According to the editors of Yale Alumni Magazine — which has devoted three separate articles to the topic, in an attempt to court fictional alumnus ducats — Bruce Wayne received a law degree from Yale.

Comic historian Chip Kidd lays out the single panel of evidence...

Where did Batman go to college?

It is a detail of the last panel of a 14-page comic book story called "Night of the Stalker," originally appearing in 1974 in Detective Comics #439. First of all, this is a great story, with writing by Steve Englehart and art by Sal Amendola and Dick Giordano [...] In the background of this last panel, on the wall, is a framed document, a diploma. Using an extremely strong magnifying glass you can just barely make out that it's from . . . the Yale Law School. I bow to the eagle-eyed sleuth who discovered it. I have re-read the story countless times over the years and never before noticed this tiny detail.

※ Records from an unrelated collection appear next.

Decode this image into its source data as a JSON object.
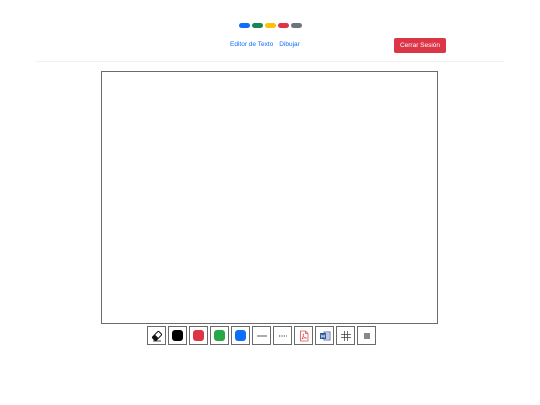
{
  "logo": {
    "colors": [
      "#0d6efd",
      "#198754",
      "#ffc107",
      "#dc3545",
      "#6c757d"
    ]
  },
  "nav": {
    "links": [
      {
        "label": "Editor de Texto"
      },
      {
        "label": "Dibujar"
      }
    ]
  },
  "header": {
    "logout_label": "Cerrar Sesión"
  },
  "toolbar": {
    "tools": [
      {
        "icon": "eraser-icon"
      },
      {
        "icon": "color-black-icon",
        "color": "#000000"
      },
      {
        "icon": "color-red-icon",
        "color": "#dc3545"
      },
      {
        "icon": "color-green-icon",
        "color": "#28a745"
      },
      {
        "icon": "color-blue-icon",
        "color": "#0d6efd"
      },
      {
        "icon": "solid-line-icon"
      },
      {
        "icon": "dotted-line-icon"
      },
      {
        "icon": "pdf-icon"
      },
      {
        "icon": "word-icon"
      },
      {
        "icon": "grid-icon"
      },
      {
        "icon": "menu-icon"
      }
    ]
  }
}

Incidentally, I seem to remember an issue of The Champions in which Ghost Rider owns up to being a Vassar man.* Moving on, Yale law librarian Fred R. Shapiro discusses how Batman actually attended a Yale satellite campus...

Its wording and format are highly unusual. And its geographic references are mysterious: the diploma is from YALE UNIVERSITY AT GOTHAM, with NEW HAVEN appearing below GOTHAM. We can only speculate that, in the Bat-universe, Yale Law School has a branch campus in Gotham City.

And panel artist Sal Amendola explains why he gave Bruce Wayne a law degree...

I always thought of him as a dual personality. As Bruce Wayne he is a bleeding-heart liberal do-gooder, and as Batman he is a vigilante conservative.

And finally Kidd notes that Bruce Wayne's great-grandfather founded Skull and Bones on the Batman TV show — was Bruce a legacy candidate? Folks may argue that the TV show is out of continuity, but Batman writer Grant Morrison's been A.) folding all sorts of 1960s craziness into Bat mythology as of late; and B.) been big on the Wayne family's participation in sinister secret societies. Let's call it a gray area.

*Making this up.

[Via Vulture]